I'm currently sat on a coach. Somewhere in Hertfordshire. It's just coming up to 7:30 and the sun is going down out of the window to my left. The radio is playing some tinny, unrecognisable pop track. My mate Steve is jolting himself awake from his slumbers every so often. Thankfully before his head lands on my right shoulder.
I am slightly hoarse and when I do speak, the odd word comes out with a slight squeak. I have a glow on my cheeks from a few beers in the sun, but more importantly pride in my team. Pride that no bitter and twisted Wednesdayite is going to downgrade or diminish.
I believed that United would turn up today, when so often they have gone missing at Wembley. I believed that they would play with unity, pride and no shortage of passion. For forty five minutes they more than surpassed that.
They outfought and outplayed a lifeless Hull side and scored their first goals in three visits to new Wembley.
As Jose Baxter opened the scoring within the first twenty minutes I was in shock. I celebrated like I've never celebrated before but felt kind of shell shocked. When Stefan Scougall added the second, straight after Hull had equalised, I hugged my mates and felt tears welling up.
I thought of my Nan, who passed away last August. I wished she had seen this. United outplaying a Premier League team, two divisions above us. They are performing at Wembley Nan. I pictured her sat in an armchair, holding her scarf, kicking every ball.
I thought of my Dad, back home listening to the radio. This, one Wembley trip too many to contemplate. I wished that he was stood next to me.
I knew it could all change. It did. But for forty five minutes I felt on top of the world. At half time I saw and hugged a Blade I know from twitter. We stood in queues, wide eyed in wonder. We deserved this. We had lost concentration once and been punished, but that aside we had performed way above any expectations.
We will tire, got to keep it solid for ten or fifteen minutes, we said. We have a chance then.
In the end, neither happened. Facing an onslaught after positive half time changes by Steve Bruce we found ourselves 4-2 down and seemingly down and out. Then in the final 90 seconds of normal time we scored. We had a chance and nothing to lose.
Throwing caution to the wind in injury time time, Harry Maguire burst forward. His shot was blocked and Hull broke scoring a fifth goal.
As one, the 32,000 Blades fans started applauding and cheering their team, with the Hull fans in raptures at the opposite end having sealed victory. It's something I've never seen or experienced before. Pride in the team. Pride in the club. Acknowledgment that we had lost, but by heck we had given it a go. And Hull knew it.

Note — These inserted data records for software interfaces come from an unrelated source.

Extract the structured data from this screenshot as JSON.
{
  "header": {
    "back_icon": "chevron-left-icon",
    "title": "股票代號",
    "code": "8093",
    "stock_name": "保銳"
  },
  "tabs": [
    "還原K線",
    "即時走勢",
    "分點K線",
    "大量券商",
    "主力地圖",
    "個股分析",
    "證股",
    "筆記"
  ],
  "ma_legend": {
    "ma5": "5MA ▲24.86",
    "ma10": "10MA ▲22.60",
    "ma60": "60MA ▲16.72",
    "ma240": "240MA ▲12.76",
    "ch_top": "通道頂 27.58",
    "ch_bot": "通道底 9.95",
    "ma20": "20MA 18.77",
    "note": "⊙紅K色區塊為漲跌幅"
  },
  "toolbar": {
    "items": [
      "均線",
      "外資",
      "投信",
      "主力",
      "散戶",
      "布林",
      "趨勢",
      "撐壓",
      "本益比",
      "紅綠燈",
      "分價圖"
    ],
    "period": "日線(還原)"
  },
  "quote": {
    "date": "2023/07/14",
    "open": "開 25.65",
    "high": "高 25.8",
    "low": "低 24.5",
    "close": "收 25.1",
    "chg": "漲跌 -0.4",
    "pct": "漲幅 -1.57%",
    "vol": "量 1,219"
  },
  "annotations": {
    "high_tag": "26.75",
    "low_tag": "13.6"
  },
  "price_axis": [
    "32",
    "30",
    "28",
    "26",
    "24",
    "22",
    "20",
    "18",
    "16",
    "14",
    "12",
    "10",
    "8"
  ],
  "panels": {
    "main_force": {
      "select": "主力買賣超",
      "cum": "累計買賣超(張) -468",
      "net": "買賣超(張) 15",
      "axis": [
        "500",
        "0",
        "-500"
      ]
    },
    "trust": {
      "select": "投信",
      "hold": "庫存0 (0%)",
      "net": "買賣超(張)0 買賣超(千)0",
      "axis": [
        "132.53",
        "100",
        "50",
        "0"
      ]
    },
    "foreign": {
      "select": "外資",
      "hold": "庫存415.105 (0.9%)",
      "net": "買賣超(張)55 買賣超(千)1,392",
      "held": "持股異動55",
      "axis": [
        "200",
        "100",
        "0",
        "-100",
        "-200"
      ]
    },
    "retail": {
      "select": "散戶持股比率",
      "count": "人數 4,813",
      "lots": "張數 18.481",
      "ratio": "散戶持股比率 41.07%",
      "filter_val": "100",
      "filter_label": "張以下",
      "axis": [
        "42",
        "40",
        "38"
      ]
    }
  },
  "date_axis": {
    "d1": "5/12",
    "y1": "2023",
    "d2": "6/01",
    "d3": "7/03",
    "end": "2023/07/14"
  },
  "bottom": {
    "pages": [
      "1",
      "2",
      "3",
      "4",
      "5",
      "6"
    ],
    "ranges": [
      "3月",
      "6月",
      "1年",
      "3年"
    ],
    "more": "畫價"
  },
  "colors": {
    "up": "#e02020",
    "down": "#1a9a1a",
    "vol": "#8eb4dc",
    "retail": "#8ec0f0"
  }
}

Ultimately the result is tinged with disappointment. When you lead 2-1 and eventually lose there is bound to be that emotion. But the fans lifted their arms, stuck out their chests and applauded the crestfallen players in red and white shirts.
Much has changed at Sheffield United in the last 7 months, most - if not all - of it for the better. We are a couple of players, a striker in particular, away from a successful side. The cup run, allied with the upturn in league form, makes the retention and recruitment of players an easier task.
Off the pitch the club is operating more efficiently and creatively, with communication much improved and a genuine unification of fans, players, staff and board members.
People left Wembley tonight in a positive mood. A seemingly hard concept for some fans of other clubs to consider. We had conceded five they said, what is there to be happy about? How little they know.
As the sun disappears beyond the horizon and the day is ending, it is clear that United are moving in a positive direction. And today is only the beginning.